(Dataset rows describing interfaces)

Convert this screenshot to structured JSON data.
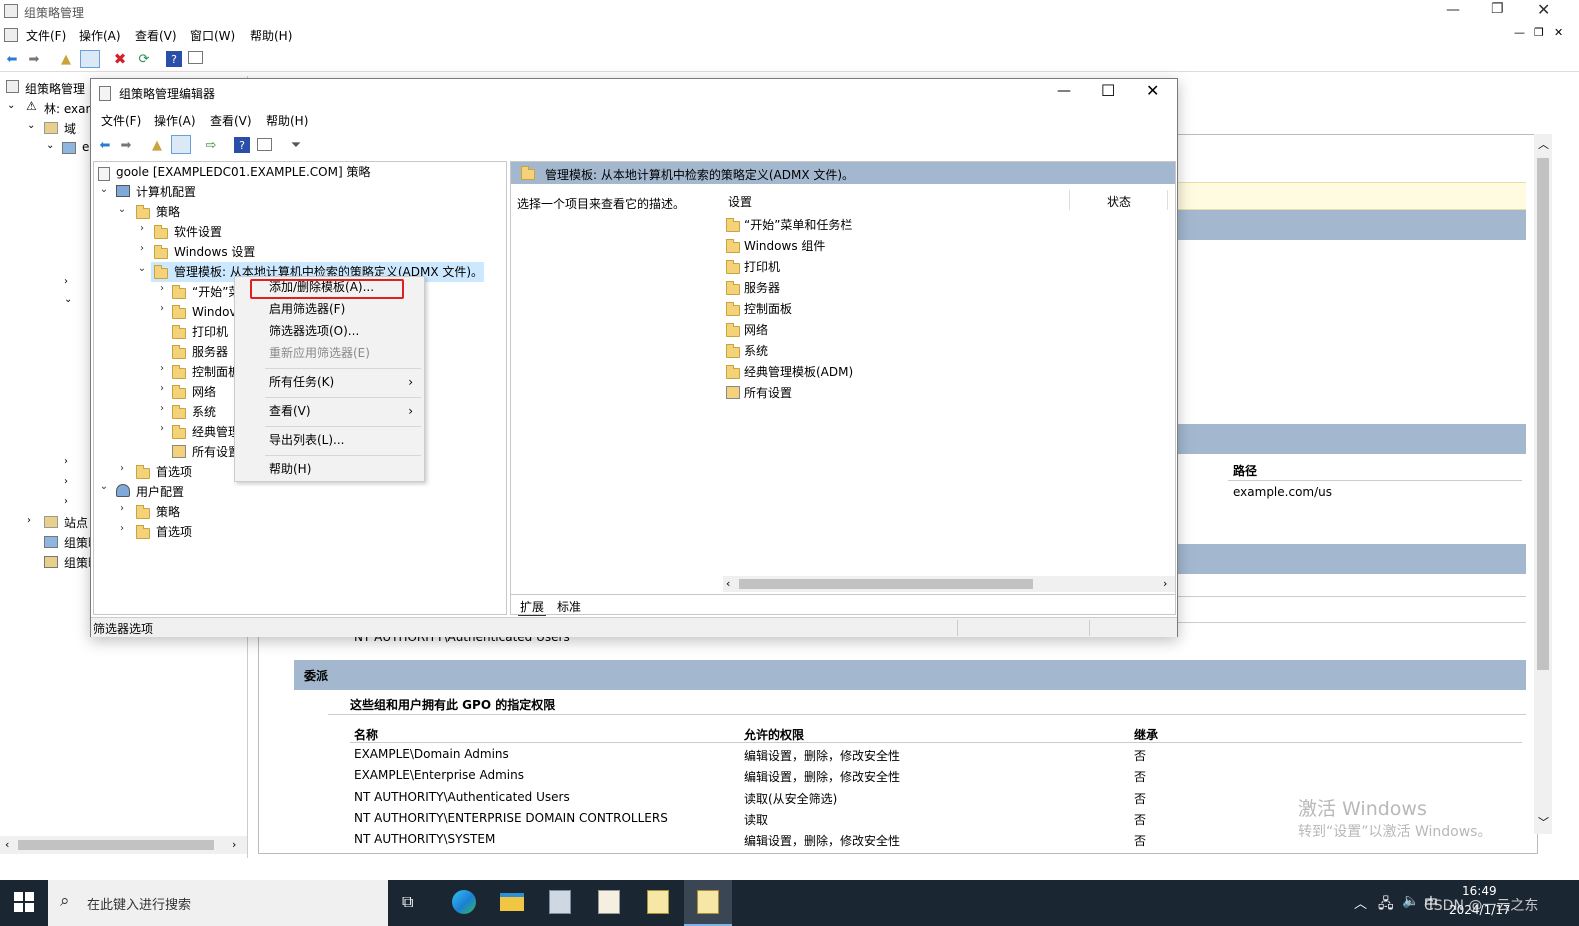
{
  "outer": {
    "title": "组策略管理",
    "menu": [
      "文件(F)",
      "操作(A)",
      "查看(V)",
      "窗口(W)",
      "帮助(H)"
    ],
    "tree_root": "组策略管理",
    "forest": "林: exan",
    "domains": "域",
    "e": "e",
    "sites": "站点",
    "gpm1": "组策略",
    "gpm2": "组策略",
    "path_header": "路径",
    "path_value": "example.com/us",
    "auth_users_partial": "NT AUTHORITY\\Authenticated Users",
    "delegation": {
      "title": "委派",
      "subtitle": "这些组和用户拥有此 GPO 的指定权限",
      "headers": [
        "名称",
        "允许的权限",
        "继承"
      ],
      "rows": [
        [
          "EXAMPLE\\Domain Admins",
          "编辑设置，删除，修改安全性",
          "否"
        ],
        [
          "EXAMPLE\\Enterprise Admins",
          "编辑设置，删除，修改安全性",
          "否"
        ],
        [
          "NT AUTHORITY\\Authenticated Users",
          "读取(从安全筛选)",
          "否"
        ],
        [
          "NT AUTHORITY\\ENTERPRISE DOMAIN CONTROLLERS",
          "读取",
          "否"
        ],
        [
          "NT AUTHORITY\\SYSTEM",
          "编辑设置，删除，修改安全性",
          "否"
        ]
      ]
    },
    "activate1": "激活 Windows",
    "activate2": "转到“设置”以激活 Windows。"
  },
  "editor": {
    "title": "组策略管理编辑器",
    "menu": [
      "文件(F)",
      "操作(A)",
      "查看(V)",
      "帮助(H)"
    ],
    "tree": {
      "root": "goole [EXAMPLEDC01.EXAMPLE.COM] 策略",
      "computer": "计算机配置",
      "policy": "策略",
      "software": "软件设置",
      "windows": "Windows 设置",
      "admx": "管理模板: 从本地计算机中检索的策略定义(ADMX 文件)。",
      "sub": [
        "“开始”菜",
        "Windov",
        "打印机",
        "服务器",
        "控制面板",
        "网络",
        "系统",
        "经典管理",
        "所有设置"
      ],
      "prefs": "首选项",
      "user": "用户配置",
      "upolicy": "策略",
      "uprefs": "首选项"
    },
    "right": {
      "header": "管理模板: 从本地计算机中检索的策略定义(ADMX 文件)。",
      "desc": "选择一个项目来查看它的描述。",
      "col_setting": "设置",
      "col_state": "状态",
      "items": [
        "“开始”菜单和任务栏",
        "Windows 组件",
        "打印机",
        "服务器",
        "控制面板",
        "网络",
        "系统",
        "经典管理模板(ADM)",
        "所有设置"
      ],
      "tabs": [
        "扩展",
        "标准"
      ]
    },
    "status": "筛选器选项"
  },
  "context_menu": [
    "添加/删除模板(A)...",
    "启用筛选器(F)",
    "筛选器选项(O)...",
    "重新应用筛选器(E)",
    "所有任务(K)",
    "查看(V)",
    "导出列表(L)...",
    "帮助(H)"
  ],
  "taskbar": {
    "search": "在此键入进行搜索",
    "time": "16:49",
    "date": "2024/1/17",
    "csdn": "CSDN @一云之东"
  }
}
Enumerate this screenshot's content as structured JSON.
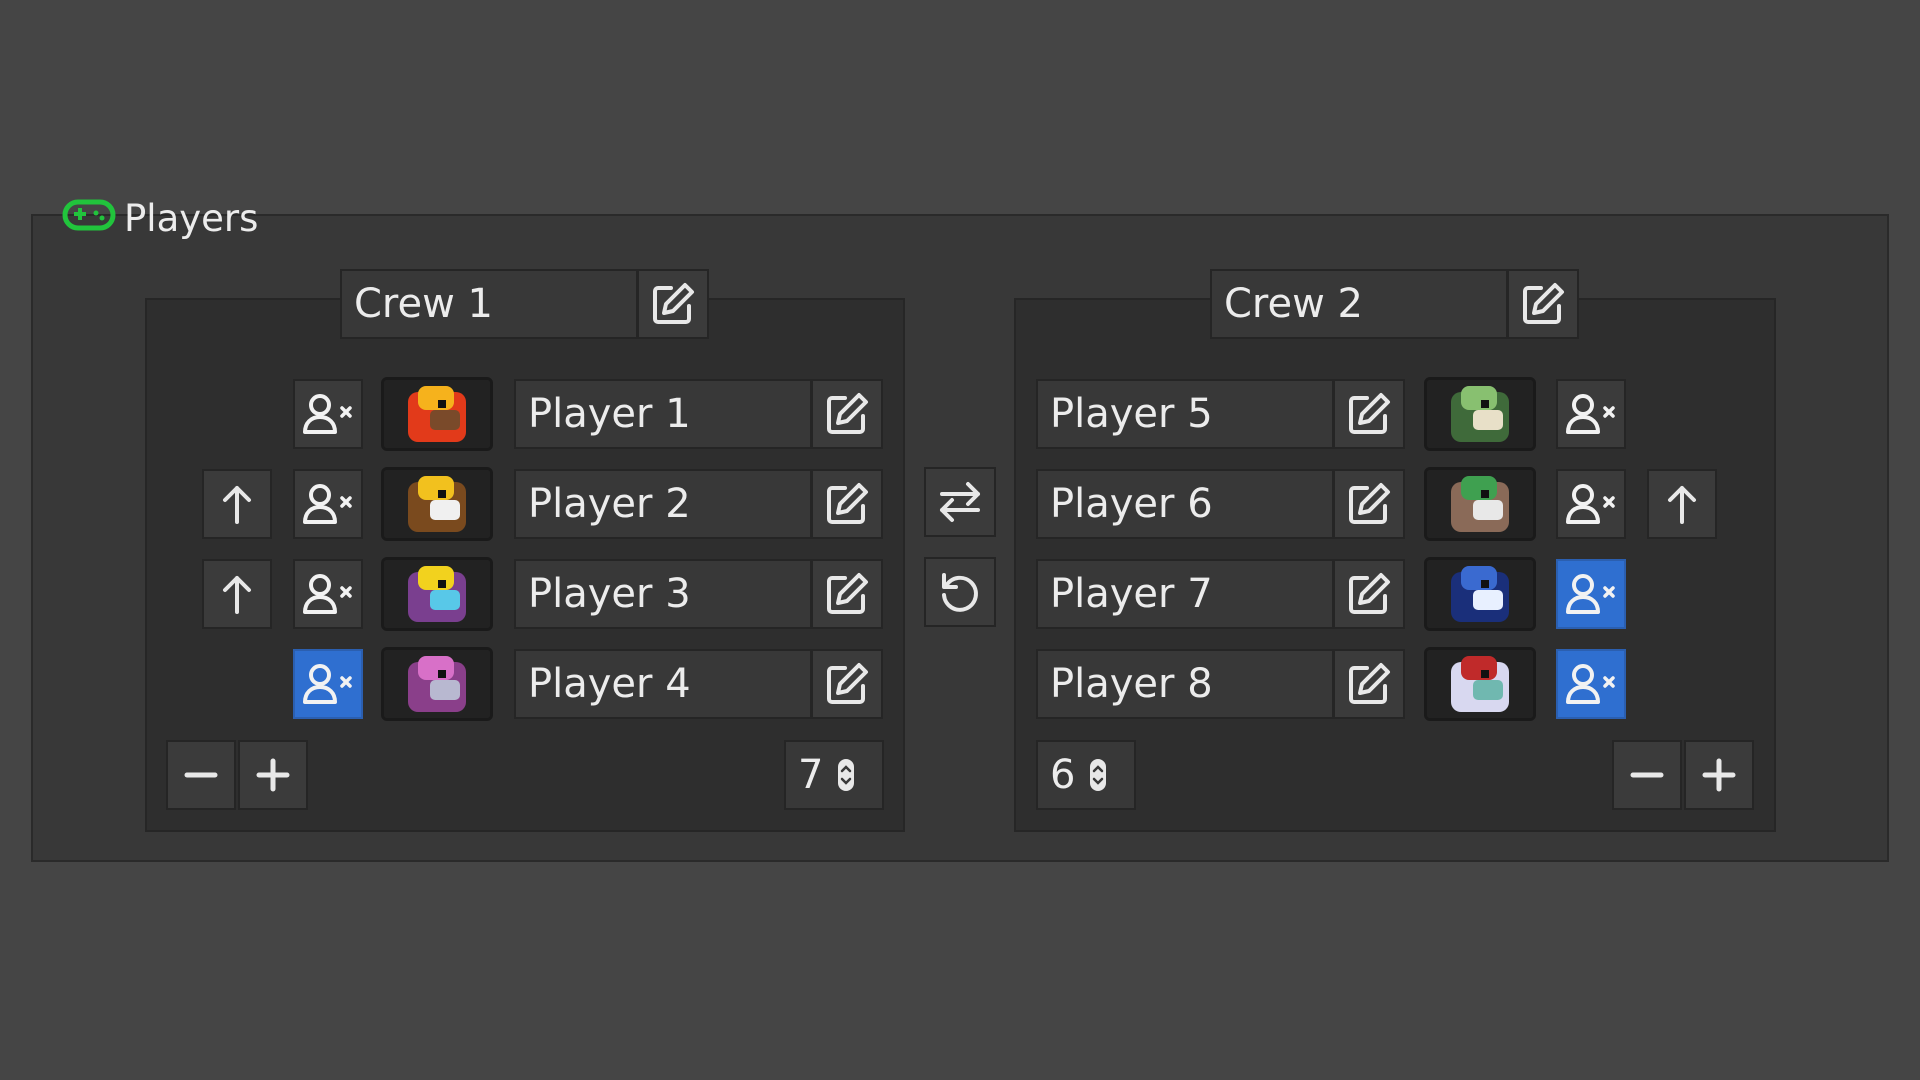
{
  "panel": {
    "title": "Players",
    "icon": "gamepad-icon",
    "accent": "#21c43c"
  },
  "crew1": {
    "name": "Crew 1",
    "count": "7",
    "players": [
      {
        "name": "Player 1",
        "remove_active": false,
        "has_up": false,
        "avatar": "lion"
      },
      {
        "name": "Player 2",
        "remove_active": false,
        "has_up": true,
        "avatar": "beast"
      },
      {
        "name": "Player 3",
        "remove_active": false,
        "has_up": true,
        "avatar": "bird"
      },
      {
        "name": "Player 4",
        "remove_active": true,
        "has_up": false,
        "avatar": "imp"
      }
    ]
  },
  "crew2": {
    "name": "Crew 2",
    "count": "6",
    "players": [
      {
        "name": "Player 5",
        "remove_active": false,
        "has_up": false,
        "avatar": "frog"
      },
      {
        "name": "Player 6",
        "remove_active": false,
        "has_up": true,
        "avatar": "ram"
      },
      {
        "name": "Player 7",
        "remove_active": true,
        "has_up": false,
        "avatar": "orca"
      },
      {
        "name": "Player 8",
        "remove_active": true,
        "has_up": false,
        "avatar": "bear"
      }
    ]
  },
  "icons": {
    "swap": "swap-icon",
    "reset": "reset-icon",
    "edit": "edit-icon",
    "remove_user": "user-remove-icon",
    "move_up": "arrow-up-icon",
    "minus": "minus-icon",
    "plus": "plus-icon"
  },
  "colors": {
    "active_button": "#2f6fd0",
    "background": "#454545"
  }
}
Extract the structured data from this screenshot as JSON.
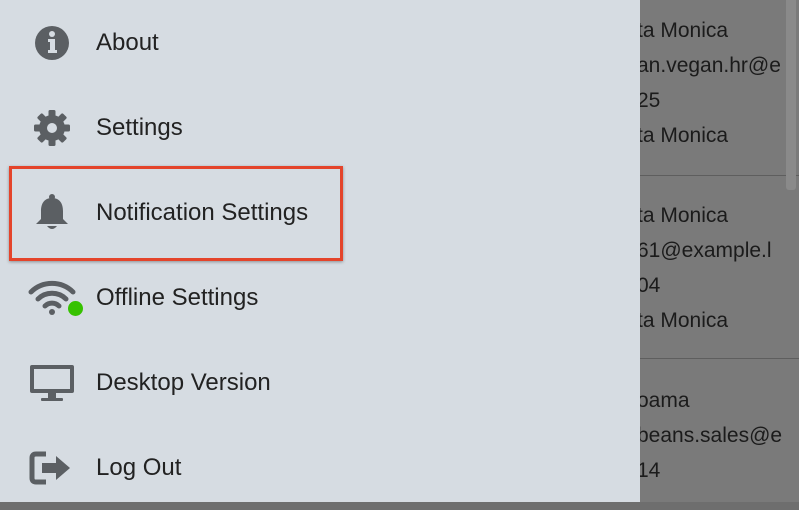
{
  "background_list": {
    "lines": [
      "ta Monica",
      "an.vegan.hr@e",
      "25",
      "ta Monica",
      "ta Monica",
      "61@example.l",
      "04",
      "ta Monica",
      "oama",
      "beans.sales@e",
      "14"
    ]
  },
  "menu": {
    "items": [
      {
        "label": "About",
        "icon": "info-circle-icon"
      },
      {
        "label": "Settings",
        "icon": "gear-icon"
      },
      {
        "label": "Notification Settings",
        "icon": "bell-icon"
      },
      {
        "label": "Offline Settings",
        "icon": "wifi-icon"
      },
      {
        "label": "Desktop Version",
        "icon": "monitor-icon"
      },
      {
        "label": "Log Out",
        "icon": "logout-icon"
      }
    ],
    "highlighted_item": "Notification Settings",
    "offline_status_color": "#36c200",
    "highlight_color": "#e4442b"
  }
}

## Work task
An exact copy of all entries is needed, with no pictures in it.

## Result of this exercise
Convert this screenshot to structured JSON data.
{
  "outer": {
    "title": "组策略管理",
    "menu": [
      "文件(F)",
      "操作(A)",
      "查看(V)",
      "窗口(W)",
      "帮助(H)"
    ],
    "tree_root": "组策略管理",
    "forest": "林: exan",
    "domains": "域",
    "e": "e",
    "sites": "站点",
    "gpm1": "组策略",
    "gpm2": "组策略",
    "path_header": "路径",
    "path_value": "example.com/us",
    "auth_users_partial": "NT AUTHORITY\\Authenticated Users",
    "delegation": {
      "title": "委派",
      "subtitle": "这些组和用户拥有此 GPO 的指定权限",
      "headers": [
        "名称",
        "允许的权限",
        "继承"
      ],
      "rows": [
        [
          "EXAMPLE\\Domain Admins",
          "编辑设置，删除，修改安全性",
          "否"
        ],
        [
          "EXAMPLE\\Enterprise Admins",
          "编辑设置，删除，修改安全性",
          "否"
        ],
        [
          "NT AUTHORITY\\Authenticated Users",
          "读取(从安全筛选)",
          "否"
        ],
        [
          "NT AUTHORITY\\ENTERPRISE DOMAIN CONTROLLERS",
          "读取",
          "否"
        ],
        [
          "NT AUTHORITY\\SYSTEM",
          "编辑设置，删除，修改安全性",
          "否"
        ]
      ]
    },
    "activate1": "激活 Windows",
    "activate2": "转到“设置”以激活 Windows。"
  },
  "editor": {
    "title": "组策略管理编辑器",
    "menu": [
      "文件(F)",
      "操作(A)",
      "查看(V)",
      "帮助(H)"
    ],
    "tree": {
      "root": "goole [EXAMPLEDC01.EXAMPLE.COM] 策略",
      "computer": "计算机配置",
      "policy": "策略",
      "software": "软件设置",
      "windows": "Windows 设置",
      "admx": "管理模板: 从本地计算机中检索的策略定义(ADMX 文件)。",
      "sub": [
        "“开始”菜",
        "Windov",
        "打印机",
        "服务器",
        "控制面板",
        "网络",
        "系统",
        "经典管理",
        "所有设置"
      ],
      "prefs": "首选项",
      "user": "用户配置",
      "upolicy": "策略",
      "uprefs": "首选项"
    },
    "right": {
      "header": "管理模板: 从本地计算机中检索的策略定义(ADMX 文件)。",
      "desc": "选择一个项目来查看它的描述。",
      "col_setting": "设置",
      "col_state": "状态",
      "items": [
        "“开始”菜单和任务栏",
        "Windows 组件",
        "打印机",
        "服务器",
        "控制面板",
        "网络",
        "系统",
        "经典管理模板(ADM)",
        "所有设置"
      ],
      "tabs": [
        "扩展",
        "标准"
      ]
    },
    "status": "筛选器选项"
  },
  "context_menu": [
    "添加/删除模板(A)...",
    "启用筛选器(F)",
    "筛选器选项(O)...",
    "重新应用筛选器(E)",
    "所有任务(K)",
    "查看(V)",
    "导出列表(L)...",
    "帮助(H)"
  ],
  "taskbar": {
    "search": "在此键入进行搜索",
    "time": "16:49",
    "date": "2024/1/17",
    "csdn": "CSDN @一云之东"
  }
}
Enumerate this screenshot's content as structured JSON.
{
  "panel": {
    "title": "Players",
    "icon": "gamepad-icon",
    "accent": "#21c43c"
  },
  "crew1": {
    "name": "Crew 1",
    "count": "7",
    "players": [
      {
        "name": "Player 1",
        "remove_active": false,
        "has_up": false,
        "avatar": "lion"
      },
      {
        "name": "Player 2",
        "remove_active": false,
        "has_up": true,
        "avatar": "beast"
      },
      {
        "name": "Player 3",
        "remove_active": false,
        "has_up": true,
        "avatar": "bird"
      },
      {
        "name": "Player 4",
        "remove_active": true,
        "has_up": false,
        "avatar": "imp"
      }
    ]
  },
  "crew2": {
    "name": "Crew 2",
    "count": "6",
    "players": [
      {
        "name": "Player 5",
        "remove_active": false,
        "has_up": false,
        "avatar": "frog"
      },
      {
        "name": "Player 6",
        "remove_active": false,
        "has_up": true,
        "avatar": "ram"
      },
      {
        "name": "Player 7",
        "remove_active": true,
        "has_up": false,
        "avatar": "orca"
      },
      {
        "name": "Player 8",
        "remove_active": true,
        "has_up": false,
        "avatar": "bear"
      }
    ]
  },
  "icons": {
    "swap": "swap-icon",
    "reset": "reset-icon",
    "edit": "edit-icon",
    "remove_user": "user-remove-icon",
    "move_up": "arrow-up-icon",
    "minus": "minus-icon",
    "plus": "plus-icon"
  },
  "colors": {
    "active_button": "#2f6fd0",
    "background": "#454545"
  }
}
Extract the structured data from this screenshot as JSON.
{
  "background_list": {
    "lines": [
      "ta Monica",
      "an.vegan.hr@e",
      "25",
      "ta Monica",
      "ta Monica",
      "61@example.l",
      "04",
      "ta Monica",
      "oama",
      "beans.sales@e",
      "14"
    ]
  },
  "menu": {
    "items": [
      {
        "label": "About",
        "icon": "info-circle-icon"
      },
      {
        "label": "Settings",
        "icon": "gear-icon"
      },
      {
        "label": "Notification Settings",
        "icon": "bell-icon"
      },
      {
        "label": "Offline Settings",
        "icon": "wifi-icon"
      },
      {
        "label": "Desktop Version",
        "icon": "monitor-icon"
      },
      {
        "label": "Log Out",
        "icon": "logout-icon"
      }
    ],
    "highlighted_item": "Notification Settings",
    "offline_status_color": "#36c200",
    "highlight_color": "#e4442b"
  }
}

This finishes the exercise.